The scientists analyzed data from 935 people with Parkinson’s disease. The average patient age was 71 years, and 39% identified as women. The majority of patients were retired, most were married and/or living with a partner, and most had received some education beyond high school.

Ways of Coping Questionnaire

To evaluate coping strategies, the participants completed a standardized assessment called the Ways of Coping Questionnaire (WCQ). The researchers then used statistical analyses to cluster the WCQ scores, looking for groups of patients that reported broadly similar strategies.

Results revealed five general groups of coping strategies, which the researchers dubbed “taking action and emphasizing the positive,” “distancing and fantasizing,” “goal oriented and planful problem solving,” “seeking social support,” and “avoidance and acceptance.”

Analyzing the data
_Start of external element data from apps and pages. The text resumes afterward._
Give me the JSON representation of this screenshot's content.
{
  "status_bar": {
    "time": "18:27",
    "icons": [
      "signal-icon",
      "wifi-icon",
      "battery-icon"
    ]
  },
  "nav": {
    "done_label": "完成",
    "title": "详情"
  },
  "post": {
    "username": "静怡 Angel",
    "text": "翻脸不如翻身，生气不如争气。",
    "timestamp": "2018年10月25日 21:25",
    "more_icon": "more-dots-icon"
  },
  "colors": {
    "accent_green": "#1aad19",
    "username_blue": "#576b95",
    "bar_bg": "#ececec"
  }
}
Further analyses showed these groups varied according to demographic factors such as age, gender, and education level, as well as mental health factors like anxiety and depression. For example, patients who were younger or reported more anxiety were more likely to fall into support-seeking strategies, whereas patients with more formal education were more likely to report goal-oriented behaviors. Women were more likely to distance themselves.

Patients’ quality of life was assessed via the Parkinson’s disease questionnaire (PDQ-39). The researchers used statistical models to look for factors associated significantly with life quality scores. Results showed relatively minimal associations between coping strategies and PDQ-39 scores. Instead, life quality scores showed stronger associations with demographic characteristics and measures of Parkinson’s severity.

“Overall [quality of life] is more strongly determined by clinical and demographic factors than coping styles,” the researchers concluded. They noted that associations between life quality and coping strategies were stronger when measures of anxiety and depression were excluded from the statistical models, which they said makes sense given that people with anxiety and/or depression may be more prone to certain coping strategies.

The researchers noted several limitations in this study. For example, patients were assessed at only one point in time, and the analyses did not include data on important factors like cognitive function, social support, and severity of non-motor symptoms.

The team highlighted a need for further research into how Parkinson’s patients cope with stress. “Knowing an individual’s choice of coping strategy makes it easier for health care professionals to tailor care to the unique needs of a person with PD,” they said.